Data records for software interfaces
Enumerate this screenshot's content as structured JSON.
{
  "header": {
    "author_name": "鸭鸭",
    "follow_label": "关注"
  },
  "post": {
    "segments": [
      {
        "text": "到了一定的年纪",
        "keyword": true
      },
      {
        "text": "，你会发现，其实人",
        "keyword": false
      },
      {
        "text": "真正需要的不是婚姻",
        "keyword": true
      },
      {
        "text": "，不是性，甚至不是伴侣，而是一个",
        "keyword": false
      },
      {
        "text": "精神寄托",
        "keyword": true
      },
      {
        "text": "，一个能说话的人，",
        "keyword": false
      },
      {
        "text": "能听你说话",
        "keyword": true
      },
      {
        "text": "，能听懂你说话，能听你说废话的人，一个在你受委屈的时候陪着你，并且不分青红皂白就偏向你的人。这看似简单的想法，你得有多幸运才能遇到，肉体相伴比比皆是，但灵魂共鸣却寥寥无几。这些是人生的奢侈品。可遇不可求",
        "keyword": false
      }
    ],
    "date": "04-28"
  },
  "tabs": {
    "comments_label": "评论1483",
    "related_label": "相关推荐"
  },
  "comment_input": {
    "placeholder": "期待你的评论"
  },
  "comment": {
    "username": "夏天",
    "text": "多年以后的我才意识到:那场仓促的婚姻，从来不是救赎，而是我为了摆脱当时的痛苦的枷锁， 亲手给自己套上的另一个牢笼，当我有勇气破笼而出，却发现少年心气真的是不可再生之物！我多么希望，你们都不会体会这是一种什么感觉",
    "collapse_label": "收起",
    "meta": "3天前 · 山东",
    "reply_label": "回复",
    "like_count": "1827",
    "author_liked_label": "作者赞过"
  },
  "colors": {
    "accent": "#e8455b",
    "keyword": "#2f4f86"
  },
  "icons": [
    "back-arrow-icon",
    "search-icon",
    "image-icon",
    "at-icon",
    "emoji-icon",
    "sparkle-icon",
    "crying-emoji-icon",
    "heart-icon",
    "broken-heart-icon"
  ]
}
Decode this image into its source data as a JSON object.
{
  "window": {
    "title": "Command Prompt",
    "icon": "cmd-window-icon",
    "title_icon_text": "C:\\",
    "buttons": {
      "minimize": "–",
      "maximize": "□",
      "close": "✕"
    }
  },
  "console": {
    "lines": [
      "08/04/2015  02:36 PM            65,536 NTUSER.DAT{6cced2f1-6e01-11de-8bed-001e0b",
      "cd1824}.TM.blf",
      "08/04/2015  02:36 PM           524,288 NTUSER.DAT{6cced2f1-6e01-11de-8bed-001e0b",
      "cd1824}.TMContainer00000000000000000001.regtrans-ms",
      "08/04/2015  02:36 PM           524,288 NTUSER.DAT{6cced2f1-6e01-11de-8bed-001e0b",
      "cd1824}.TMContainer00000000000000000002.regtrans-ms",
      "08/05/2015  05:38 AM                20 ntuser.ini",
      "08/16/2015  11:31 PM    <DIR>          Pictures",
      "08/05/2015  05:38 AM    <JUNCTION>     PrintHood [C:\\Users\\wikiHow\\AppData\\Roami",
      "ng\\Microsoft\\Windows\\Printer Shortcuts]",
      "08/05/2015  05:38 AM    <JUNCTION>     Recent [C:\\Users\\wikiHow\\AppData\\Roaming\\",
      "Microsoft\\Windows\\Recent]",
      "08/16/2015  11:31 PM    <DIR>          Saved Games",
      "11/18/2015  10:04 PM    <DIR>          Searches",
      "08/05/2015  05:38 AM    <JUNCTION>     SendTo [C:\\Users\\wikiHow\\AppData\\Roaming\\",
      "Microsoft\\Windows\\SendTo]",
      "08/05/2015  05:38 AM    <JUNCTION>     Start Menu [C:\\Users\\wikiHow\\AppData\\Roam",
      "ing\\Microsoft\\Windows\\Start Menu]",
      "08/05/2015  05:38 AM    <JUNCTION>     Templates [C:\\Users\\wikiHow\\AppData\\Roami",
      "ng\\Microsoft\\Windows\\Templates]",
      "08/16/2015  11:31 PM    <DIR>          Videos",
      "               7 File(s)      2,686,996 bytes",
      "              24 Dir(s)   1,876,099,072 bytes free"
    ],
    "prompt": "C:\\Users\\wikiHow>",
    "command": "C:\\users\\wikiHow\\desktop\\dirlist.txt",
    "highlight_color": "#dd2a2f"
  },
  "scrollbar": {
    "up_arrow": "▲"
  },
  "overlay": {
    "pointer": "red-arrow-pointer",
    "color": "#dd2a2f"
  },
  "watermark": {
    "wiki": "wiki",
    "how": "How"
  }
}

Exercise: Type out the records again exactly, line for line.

Task result:
Enumerate this screenshot's content as structured JSON.
{
  "header": {
    "author_name": "鸭鸭",
    "follow_label": "关注"
  },
  "post": {
    "segments": [
      {
        "text": "到了一定的年纪",
        "keyword": true
      },
      {
        "text": "，你会发现，其实人",
        "keyword": false
      },
      {
        "text": "真正需要的不是婚姻",
        "keyword": true
      },
      {
        "text": "，不是性，甚至不是伴侣，而是一个",
        "keyword": false
      },
      {
        "text": "精神寄托",
        "keyword": true
      },
      {
        "text": "，一个能说话的人，",
        "keyword": false
      },
      {
        "text": "能听你说话",
        "keyword": true
      },
      {
        "text": "，能听懂你说话，能听你说废话的人，一个在你受委屈的时候陪着你，并且不分青红皂白就偏向你的人。这看似简单的想法，你得有多幸运才能遇到，肉体相伴比比皆是，但灵魂共鸣却寥寥无几。这些是人生的奢侈品。可遇不可求",
        "keyword": false
      }
    ],
    "date": "04-28"
  },
  "tabs": {
    "comments_label": "评论1483",
    "related_label": "相关推荐"
  },
  "comment_input": {
    "placeholder": "期待你的评论"
  },
  "comment": {
    "username": "夏天",
    "text": "多年以后的我才意识到:那场仓促的婚姻，从来不是救赎，而是我为了摆脱当时的痛苦的枷锁， 亲手给自己套上的另一个牢笼，当我有勇气破笼而出，却发现少年心气真的是不可再生之物！我多么希望，你们都不会体会这是一种什么感觉",
    "collapse_label": "收起",
    "meta": "3天前 · 山东",
    "reply_label": "回复",
    "like_count": "1827",
    "author_liked_label": "作者赞过"
  },
  "colors": {
    "accent": "#e8455b",
    "keyword": "#2f4f86"
  },
  "icons": [
    "back-arrow-icon",
    "search-icon",
    "image-icon",
    "at-icon",
    "emoji-icon",
    "sparkle-icon",
    "crying-emoji-icon",
    "heart-icon",
    "broken-heart-icon"
  ]
}
Decode this image into its source data as a JSON object.
{
  "window": {
    "title": "Command Prompt",
    "icon": "cmd-window-icon",
    "title_icon_text": "C:\\",
    "buttons": {
      "minimize": "–",
      "maximize": "□",
      "close": "✕"
    }
  },
  "console": {
    "lines": [
      "08/04/2015  02:36 PM            65,536 NTUSER.DAT{6cced2f1-6e01-11de-8bed-001e0b",
      "cd1824}.TM.blf",
      "08/04/2015  02:36 PM           524,288 NTUSER.DAT{6cced2f1-6e01-11de-8bed-001e0b",
      "cd1824}.TMContainer00000000000000000001.regtrans-ms",
      "08/04/2015  02:36 PM           524,288 NTUSER.DAT{6cced2f1-6e01-11de-8bed-001e0b",
      "cd1824}.TMContainer00000000000000000002.regtrans-ms",
      "08/05/2015  05:38 AM                20 ntuser.ini",
      "08/16/2015  11:31 PM    <DIR>          Pictures",
      "08/05/2015  05:38 AM    <JUNCTION>     PrintHood [C:\\Users\\wikiHow\\AppData\\Roami",
      "ng\\Microsoft\\Windows\\Printer Shortcuts]",
      "08/05/2015  05:38 AM    <JUNCTION>     Recent [C:\\Users\\wikiHow\\AppData\\Roaming\\",
      "Microsoft\\Windows\\Recent]",
      "08/16/2015  11:31 PM    <DIR>          Saved Games",
      "11/18/2015  10:04 PM    <DIR>          Searches",
      "08/05/2015  05:38 AM    <JUNCTION>     SendTo [C:\\Users\\wikiHow\\AppData\\Roaming\\",
      "Microsoft\\Windows\\SendTo]",
      "08/05/2015  05:38 AM    <JUNCTION>     Start Menu [C:\\Users\\wikiHow\\AppData\\Roam",
      "ing\\Microsoft\\Windows\\Start Menu]",
      "08/05/2015  05:38 AM    <JUNCTION>     Templates [C:\\Users\\wikiHow\\AppData\\Roami",
      "ng\\Microsoft\\Windows\\Templates]",
      "08/16/2015  11:31 PM    <DIR>          Videos",
      "               7 File(s)      2,686,996 bytes",
      "              24 Dir(s)   1,876,099,072 bytes free"
    ],
    "prompt": "C:\\Users\\wikiHow>",
    "command": "C:\\users\\wikiHow\\desktop\\dirlist.txt",
    "highlight_color": "#dd2a2f"
  },
  "scrollbar": {
    "up_arrow": "▲"
  },
  "overlay": {
    "pointer": "red-arrow-pointer",
    "color": "#dd2a2f"
  },
  "watermark": {
    "wiki": "wiki",
    "how": "How"
  }
}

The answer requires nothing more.